Wayne Johnston is a multi-award-winning and highly acclaimed author whose latest (10th) novel, First Snow, Last Light has earned rave reviews since its release in the fall of 2017. Born and raised in Goulds, Newfoundland & Labrador, Johnston worked as a reporter for the St. John’s Daily News devoting himself to full-time writing. His first novel, The Story of Bobby O’Malley won the WH Smith/Book award for the best first English-language novel that year, and subsequent works received critical acclaim and attention. He lives in Toronto.

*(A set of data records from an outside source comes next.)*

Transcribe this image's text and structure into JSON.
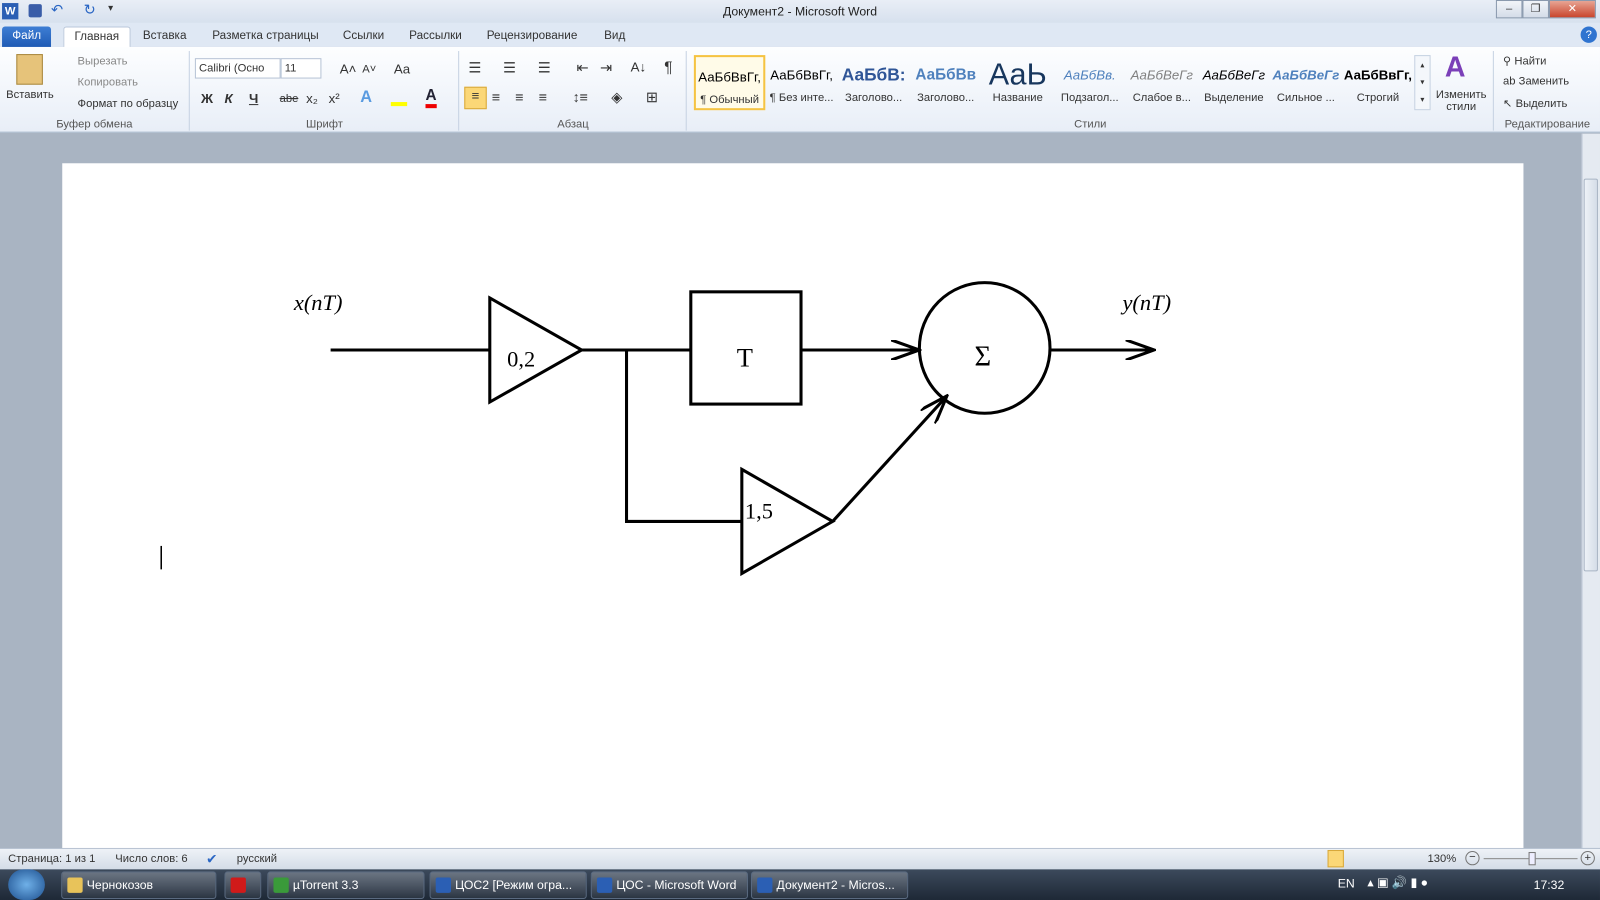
{
  "window": {
    "title": "Документ2 - Microsoft Word",
    "controls": [
      "–",
      "❐",
      "✕"
    ]
  },
  "quick_access": {
    "icons": [
      "word-icon",
      "save-icon",
      "undo-icon",
      "redo-icon",
      "customize-icon"
    ]
  },
  "tabs": [
    {
      "label": "Файл"
    },
    {
      "label": "Главная"
    },
    {
      "label": "Вставка"
    },
    {
      "label": "Разметка страницы"
    },
    {
      "label": "Ссылки"
    },
    {
      "label": "Рассылки"
    },
    {
      "label": "Рецензирование"
    },
    {
      "label": "Вид"
    }
  ],
  "ribbon": {
    "clipboard": {
      "label": "Буфер обмена",
      "paste": "Вставить",
      "cut": "Вырезать",
      "copy": "Копировать",
      "format_painter": "Формат по образцу"
    },
    "font": {
      "label": "Шрифт",
      "font_name": "Calibri (Осно",
      "font_size": "11",
      "bold": "Ж",
      "italic": "К",
      "underline": "Ч",
      "strike": "abe",
      "sub": "x₂",
      "sup": "x²",
      "grow": "A˄",
      "shrink": "A˅",
      "case": "Aa"
    },
    "paragraph": {
      "label": "Абзац",
      "pilcrow": "¶"
    },
    "styles": {
      "label": "Стили",
      "items": [
        {
          "sample": "АаБбВвГг,",
          "name": "¶ Обычный",
          "selected": true
        },
        {
          "sample": "АаБбВвГг,",
          "name": "¶ Без инте..."
        },
        {
          "sample": "АаБбВ:",
          "name": "Заголово..."
        },
        {
          "sample": "АаБбВв",
          "name": "Заголово..."
        },
        {
          "sample": "АаЬ",
          "name": "Название"
        },
        {
          "sample": "АаБбВв.",
          "name": "Подзагол..."
        },
        {
          "sample": "АаБбВеГг",
          "name": "Слабое в..."
        },
        {
          "sample": "АаБбВеГг",
          "name": "Выделение"
        },
        {
          "sample": "АаБбВеГг",
          "name": "Сильное ..."
        },
        {
          "sample": "АаБбВвГг,",
          "name": "Строгий"
        }
      ],
      "change_styles": "Изменить стили"
    },
    "editing": {
      "label": "Редактирование",
      "find": "Найти",
      "replace": "Заменить",
      "select": "Выделить"
    }
  },
  "diagram": {
    "input_label": "x(nT)",
    "output_label": "y(nT)",
    "gain1": "0,2",
    "delay": "T",
    "gain2": "1,5",
    "sum": "Σ"
  },
  "status": {
    "page": "Страница: 1 из 1",
    "words": "Число слов: 6",
    "language": "русский",
    "zoom": "130%"
  },
  "taskbar": {
    "items": [
      "Чернокозов",
      "",
      "µTorrent 3.3",
      "ЦОС2 [Режим огра...",
      "ЦОС - Microsoft Word",
      "Документ2 - Micros..."
    ],
    "lang": "EN",
    "time": "17:32"
  }
}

Kelly Linehan interviews both Dakin and Johnston. Then all four authors gather on stage for a panel discussion, followed by audience question and answer, moderated by Linehan.
The festival closes at 3:30 p.m.
No admission fees are charged to any of the events. Festival organizers feel it is of utmost importance that all aspects of the festival are made accessible to everyone, regardless of economic status. When it comes to books and reading, everyone is equal. However, it costs a lot of money to put on a festival like Read by the Sea. The festival is largely funded by grants from various levels of government, by private donors, and by the fund-raising effort of the festival’s volunteer committee. Any of those may not provide enough funds in any given year. Even though organizers don’t ask for admission fees, if anyone can afford to help even a little bit, they are invited to participate in a fundraiser or make a donation.